§ How to complete this task
Repeat the data word for word. Do not include the pictures.

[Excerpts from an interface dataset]

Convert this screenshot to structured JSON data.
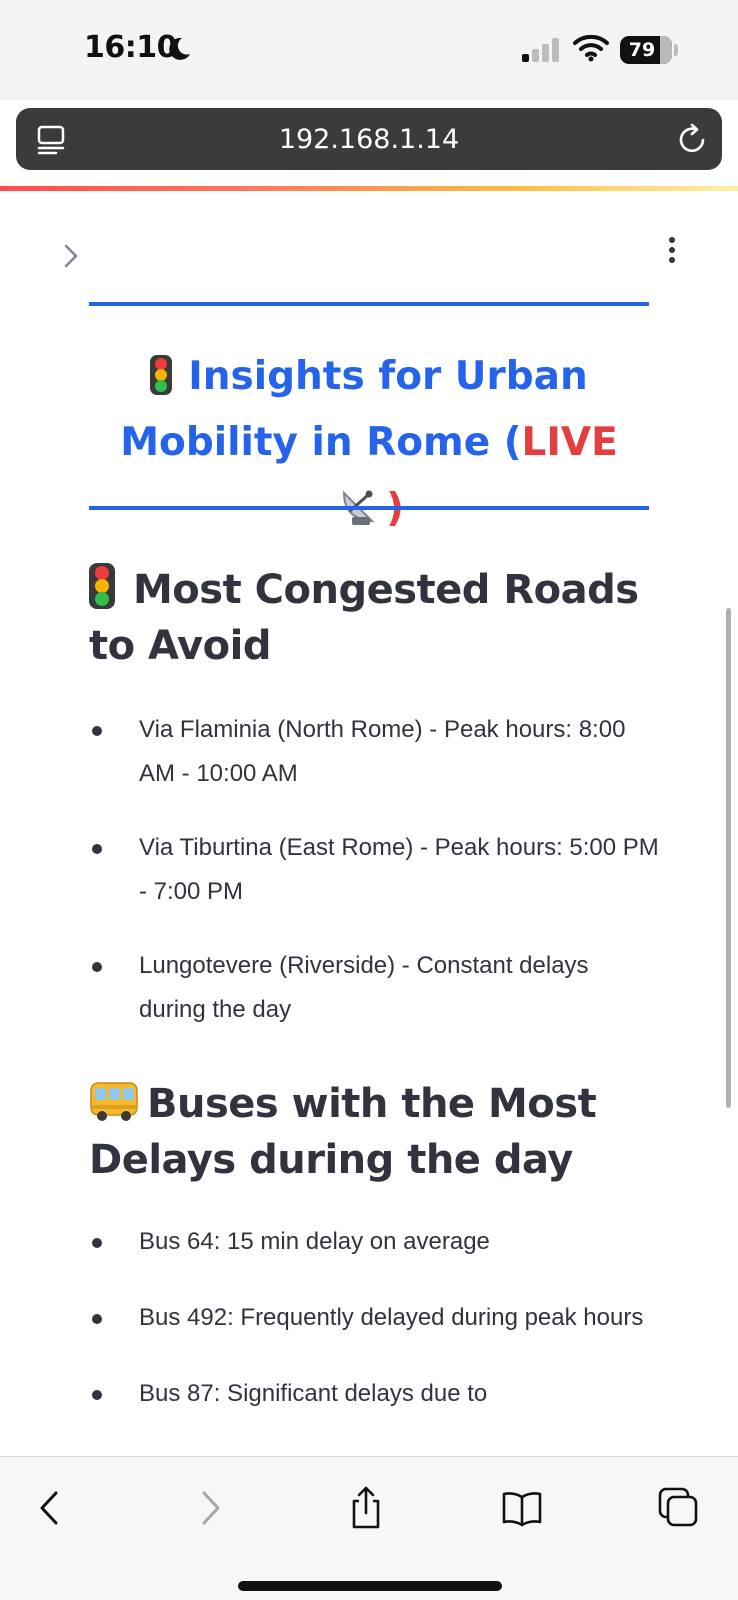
{
  "status_bar": {
    "time": "16:10",
    "battery": "79",
    "icons": [
      "moon-icon",
      "cellular-signal-icon",
      "wifi-icon",
      "battery-icon"
    ]
  },
  "browser": {
    "url": "192.168.1.14",
    "icons": [
      "reader-icon",
      "reload-icon"
    ]
  },
  "page": {
    "title_part1": "Insights for Urban Mobility in Rome (",
    "title_live": "LIVE",
    "title_close": ")",
    "sections": [
      {
        "heading": "Most Congested Roads to Avoid",
        "icon": "traffic-light-icon",
        "items": [
          "Via Flaminia (North Rome) - Peak hours: 8:00 AM - 10:00 AM",
          "Via Tiburtina (East Rome) - Peak hours: 5:00 PM - 7:00 PM",
          "Lungotevere (Riverside) - Constant delays during the day"
        ]
      },
      {
        "heading": "Buses with the Most Delays during the day",
        "icon": "bus-icon",
        "items": [
          "Bus 64: 15 min delay on average",
          "Bus 492: Frequently delayed during peak hours",
          "Bus 87: Significant delays due to"
        ]
      }
    ]
  },
  "colors": {
    "accent": "#2563eb",
    "live": "#e53e3e",
    "text": "#31333f"
  },
  "toolbar": {
    "icons": [
      "back-icon",
      "forward-icon",
      "share-icon",
      "bookmarks-icon",
      "tabs-icon"
    ]
  }
}
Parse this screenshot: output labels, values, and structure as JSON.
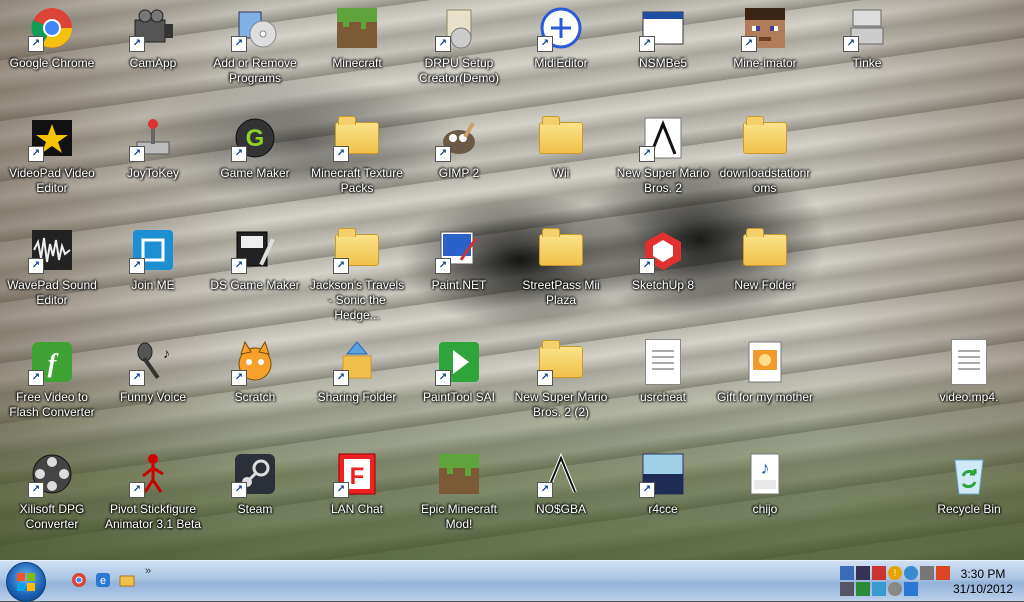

§ Response to this task
Convert this screenshot to structured JSON data.
{
  "status_bar": {
    "time": "16:10",
    "battery": "79",
    "icons": [
      "moon-icon",
      "cellular-signal-icon",
      "wifi-icon",
      "battery-icon"
    ]
  },
  "browser": {
    "url": "192.168.1.14",
    "icons": [
      "reader-icon",
      "reload-icon"
    ]
  },
  "page": {
    "title_part1": "Insights for Urban Mobility in Rome (",
    "title_live": "LIVE",
    "title_close": ")",
    "sections": [
      {
        "heading": "Most Congested Roads to Avoid",
        "icon": "traffic-light-icon",
        "items": [
          "Via Flaminia (North Rome) - Peak hours: 8:00 AM - 10:00 AM",
          "Via Tiburtina (East Rome) - Peak hours: 5:00 PM - 7:00 PM",
          "Lungotevere (Riverside) - Constant delays during the day"
        ]
      },
      {
        "heading": "Buses with the Most Delays during the day",
        "icon": "bus-icon",
        "items": [
          "Bus 64: 15 min delay on average",
          "Bus 492: Frequently delayed during peak hours",
          "Bus 87: Significant delays due to"
        ]
      }
    ]
  },
  "colors": {
    "accent": "#2563eb",
    "live": "#e53e3e",
    "text": "#31333f"
  },
  "toolbar": {
    "icons": [
      "back-icon",
      "forward-icon",
      "share-icon",
      "bookmarks-icon",
      "tabs-icon"
    ]
  }
}
Parse this screenshot: output labels, values, and structure as JSON.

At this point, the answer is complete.